Hope that helps.
 
FWIW, most people "ball park" your gross production by 1% times your AUM.  So a $50MM book would be expected to generate $500K in production...although, for most established brokers, it's probably closer to .8%, as Billy said.  So maybe a $50MM book would be expected to generate $400K in gross production (.8% x $50 million).  Now, if your payout was 40% in this example, your GROSS paycheck would be $400,000 x 40%, or $160,000. 
 
Hope that helps.
Nov 5, 2009 11:07 am
Billy Mays:

it is the gross income for the advisor. All the money they bring in in fees, managed accounts, fund trails...everything!

 
Out of that total, they need to take out for office expenses, etc. This can be anywhere between 50%-90%. 50 is Edward Jones...90 is someone working out of their home with no assistant. 
 
That 750k producer is probably "taking home" about 75% of that production...although, before it makes it to his bank account, it is taxed to sh*t by the federal government just like any other income....still a good income, though.  
 
Although, someone with $130MM under management should be bringing in 0.8% in production...so that guy is leaving an extra $300k on the table by not running his business efficiently.  
 
EDJ is more like 39% payout, not 50
Nov 5, 2009 11:13 am

Simply put production is what you guys used to do when you were able to churn your clients assets when the economy was booming and people were not buried. lack of production is what you will do now and in the future. Understand

Nov 5, 2009 11:16 am

gettingstarted - pretty soon what these guys do will be illegal. You don't want to be in their profession. Find a more honorable career.

Nov 5, 2009 11:18 am

welcome back

Nov 5, 2009 12:08 pm

i'm not sure being "back" is a good thing, but some people have to stand up for what's right.  

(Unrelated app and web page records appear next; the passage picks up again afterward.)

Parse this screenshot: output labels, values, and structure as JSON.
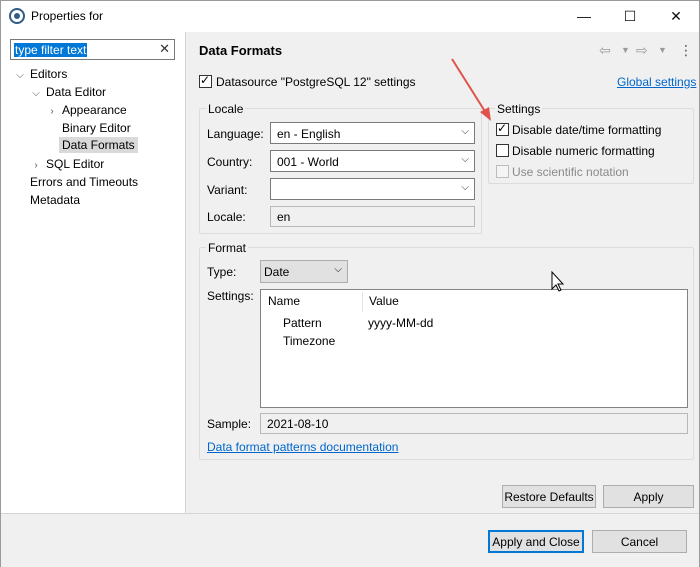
{
  "window": {
    "title": "Properties for",
    "minimize": "—",
    "maximize": "☐",
    "close": "✕"
  },
  "filter": {
    "value": "type filter text"
  },
  "tree": [
    {
      "label": "Editors"
    },
    {
      "label": "Data Editor"
    },
    {
      "label": "Appearance"
    },
    {
      "label": "Binary Editor"
    },
    {
      "label": "Data Formats"
    },
    {
      "label": "SQL Editor"
    },
    {
      "label": "Errors and Timeouts"
    },
    {
      "label": "Metadata"
    }
  ],
  "page": {
    "title": "Data Formats",
    "datasource_label": "Datasource \"PostgreSQL 12\" settings",
    "datasource_checked": true,
    "global_link": "Global settings"
  },
  "locale": {
    "title": "Locale",
    "language_label": "Language:",
    "language_value": "en - English",
    "country_label": "Country:",
    "country_value": "001 - World",
    "variant_label": "Variant:",
    "variant_value": "",
    "locale_label": "Locale:",
    "locale_value": "en"
  },
  "settings": {
    "title": "Settings",
    "disable_datetime": "Disable date/time formatting",
    "disable_numeric": "Disable numeric formatting",
    "scientific": "Use scientific notation"
  },
  "format": {
    "title": "Format",
    "type_label": "Type:",
    "type_value": "Date",
    "settings_label": "Settings:",
    "columns": [
      "Name",
      "Value"
    ],
    "rows": [
      {
        "name": "Pattern",
        "value": "yyyy-MM-dd"
      },
      {
        "name": "Timezone",
        "value": ""
      }
    ],
    "sample_label": "Sample:",
    "sample_value": "2021-08-10",
    "doc_link": "Data format patterns documentation"
  },
  "buttons": {
    "restore": "Restore Defaults",
    "apply": "Apply",
    "apply_close": "Apply and Close",
    "cancel": "Cancel"
  },
  "colors": {
    "accent": "#0078d7",
    "link": "#0066cc",
    "annotation_arrow": "#e0524a"
  }
}
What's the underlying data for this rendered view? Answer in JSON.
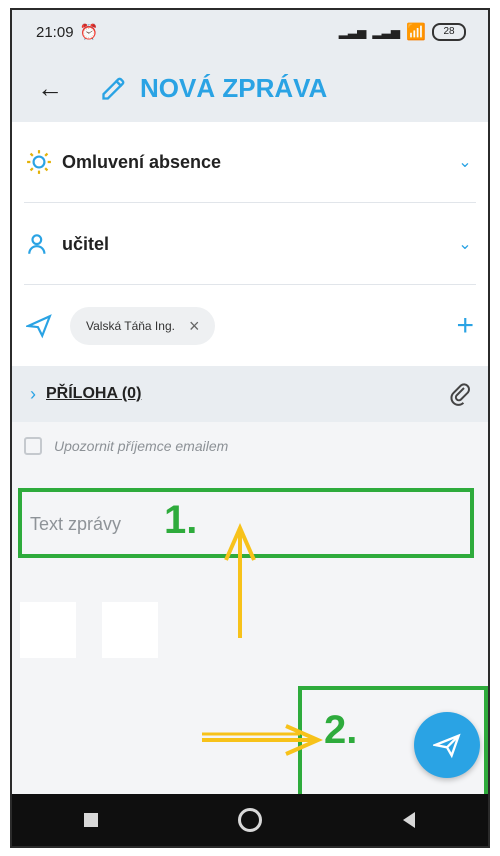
{
  "status": {
    "time": "21:09",
    "battery": "28"
  },
  "header": {
    "title": "NOVÁ ZPRÁVA"
  },
  "form": {
    "category": "Omluvení absence",
    "recipient_type": "učitel",
    "recipient_chip": "Valská Táňa Ing.",
    "attachments_label": "PŘÍLOHA (0)",
    "notify_label": "Upozornit příjemce emailem",
    "message_placeholder": "Text zprávy"
  },
  "annotations": {
    "step1": "1.",
    "step2": "2.",
    "color_green": "#2eab3c",
    "color_arrow": "#f7c21a"
  },
  "colors": {
    "accent": "#2aa3e4"
  }
}
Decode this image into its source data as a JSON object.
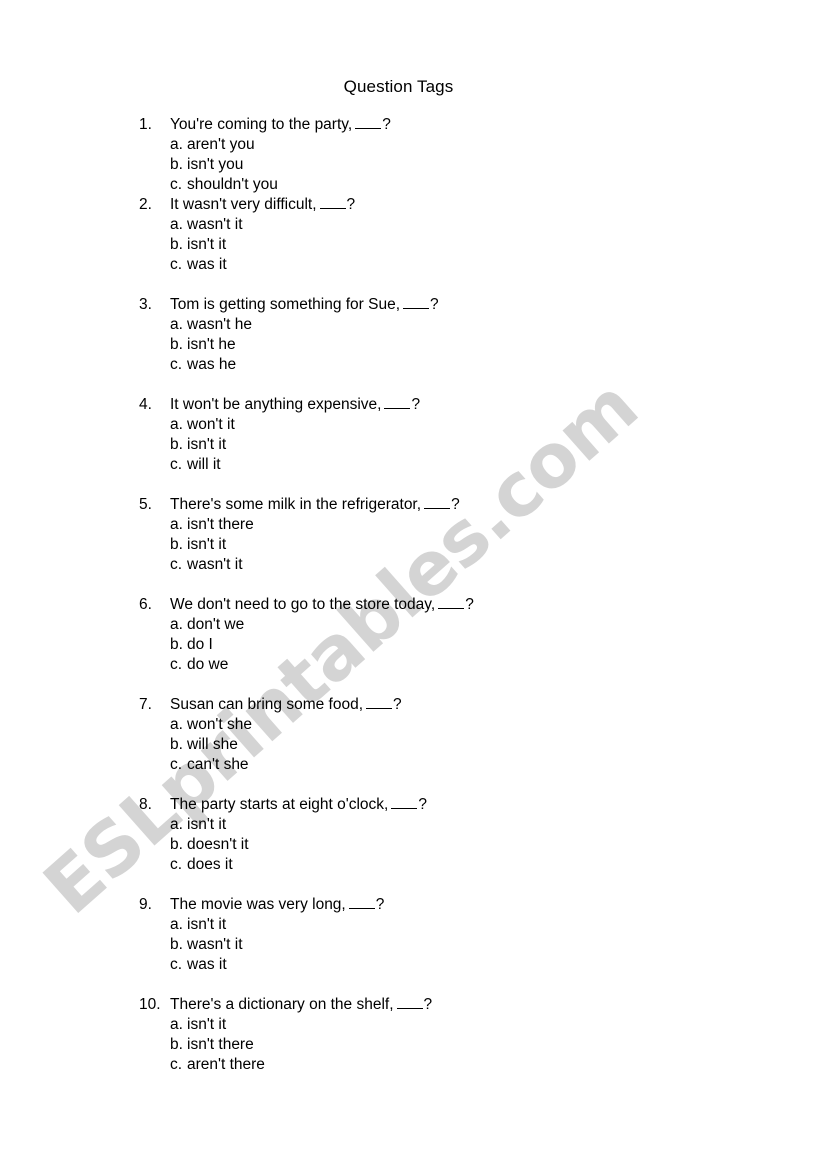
{
  "document": {
    "title": "Question Tags",
    "watermark": "ESLprintables.com",
    "watermark_color": "#d4d4d4",
    "text_color": "#000000",
    "background_color": "#ffffff",
    "blank_placeholder": "___",
    "question_mark": "?"
  },
  "questions": [
    {
      "number": "1.",
      "text": "You're coming to the party, ",
      "tail": "?",
      "spaced_above": false,
      "options": [
        {
          "letter": "a.",
          "text": "aren't you"
        },
        {
          "letter": "b.",
          "text": "isn't you"
        },
        {
          "letter": "c.",
          "text": "shouldn't you"
        }
      ]
    },
    {
      "number": "2.",
      "text": "It wasn't very difficult, ",
      "tail": "?",
      "spaced_above": false,
      "options": [
        {
          "letter": "a.",
          "text": "wasn't it"
        },
        {
          "letter": "b.",
          "text": "isn't it"
        },
        {
          "letter": "c.",
          "text": "was it"
        }
      ]
    },
    {
      "number": "3.",
      "text": "Tom is getting something for Sue, ",
      "tail": "?",
      "spaced_above": true,
      "options": [
        {
          "letter": "a.",
          "text": "wasn't he"
        },
        {
          "letter": "b.",
          "text": "isn't he"
        },
        {
          "letter": "c.",
          "text": "was he"
        }
      ]
    },
    {
      "number": "4.",
      "text": "It won't be anything expensive, ",
      "tail": "?",
      "spaced_above": true,
      "options": [
        {
          "letter": "a.",
          "text": "won't it"
        },
        {
          "letter": "b.",
          "text": "isn't it"
        },
        {
          "letter": "c.",
          "text": "will it"
        }
      ]
    },
    {
      "number": "5.",
      "text": "There's some milk in the refrigerator, ",
      "tail": "?",
      "spaced_above": true,
      "options": [
        {
          "letter": "a.",
          "text": "isn't there"
        },
        {
          "letter": "b.",
          "text": "isn't it"
        },
        {
          "letter": "c.",
          "text": "wasn't it"
        }
      ]
    },
    {
      "number": "6.",
      "text": "We don't need to go to the store today, ",
      "tail": "?",
      "spaced_above": true,
      "options": [
        {
          "letter": "a.",
          "text": "don't we"
        },
        {
          "letter": "b.",
          "text": "do I"
        },
        {
          "letter": "c.",
          "text": "do we"
        }
      ]
    },
    {
      "number": "7.",
      "text": "Susan can bring some food, ",
      "tail": "?",
      "spaced_above": true,
      "options": [
        {
          "letter": "a.",
          "text": "won't she"
        },
        {
          "letter": "b.",
          "text": "will she"
        },
        {
          "letter": "c.",
          "text": "can't she"
        }
      ]
    },
    {
      "number": "8.",
      "text": "The party starts at eight o'clock, ",
      "tail": "?",
      "spaced_above": true,
      "options": [
        {
          "letter": "a.",
          "text": "isn't it"
        },
        {
          "letter": "b.",
          "text": "doesn't it"
        },
        {
          "letter": "c.",
          "text": "does it"
        }
      ]
    },
    {
      "number": "9.",
      "text": "The movie was very long, ",
      "tail": "?",
      "spaced_above": true,
      "options": [
        {
          "letter": "a.",
          "text": "isn't it"
        },
        {
          "letter": "b.",
          "text": "wasn't it"
        },
        {
          "letter": "c.",
          "text": "was it"
        }
      ]
    },
    {
      "number": "10.",
      "text": "There's a dictionary on the shelf, ",
      "tail": "?",
      "spaced_above": true,
      "options": [
        {
          "letter": "a.",
          "text": "isn't it"
        },
        {
          "letter": "b.",
          "text": "isn't there"
        },
        {
          "letter": "c.",
          "text": "aren't there"
        }
      ]
    }
  ]
}
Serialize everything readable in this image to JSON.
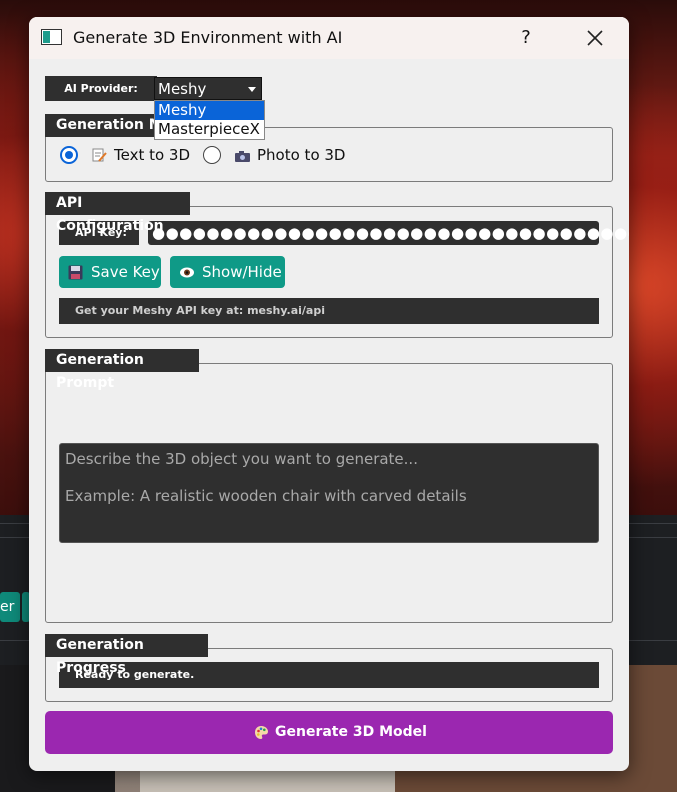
{
  "window": {
    "title": "Generate 3D Environment with AI",
    "help_label": "?"
  },
  "provider": {
    "label": "AI Provider:",
    "selected": "Meshy",
    "options": [
      "Meshy",
      "MasterpieceX"
    ]
  },
  "generation_mode": {
    "title": "Generation Mode",
    "title_visible": "Generation Mo",
    "options": [
      {
        "label": "Text to 3D",
        "icon": "pencil-paper-icon",
        "checked": true
      },
      {
        "label": "Photo to 3D",
        "icon": "camera-icon",
        "checked": false
      }
    ]
  },
  "api_config": {
    "title": "API Configuration",
    "key_label": "API Key:",
    "key_value": "●●●●●●●●●●●●●●●●●●●●●●●●●●●●●●●●●●●●●●●",
    "save_label": "Save Key",
    "show_hide_label": "Show/Hide",
    "info_text": "Get your Meshy API key at: meshy.ai/api"
  },
  "prompt": {
    "title": "Generation Prompt",
    "placeholder_line1": "Describe the 3D object you want to generate...",
    "placeholder_line2": "Example: A realistic wooden chair with carved details"
  },
  "progress": {
    "title": "Generation Progress",
    "status": "Ready to generate."
  },
  "generate_button": {
    "label": "Generate 3D Model",
    "icon": "palette-icon"
  },
  "background": {
    "partial_button_text": "er"
  },
  "colors": {
    "accent_blue": "#0a64d8",
    "teal": "#0f9a87",
    "purple": "#9b27b0",
    "dark_field": "#2f2f2f"
  }
}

Nov 6, 2009 8:21 pm
iceco1d:

That was an awful explaination, Billy.

 
Sorry, the coke is really messing up my head.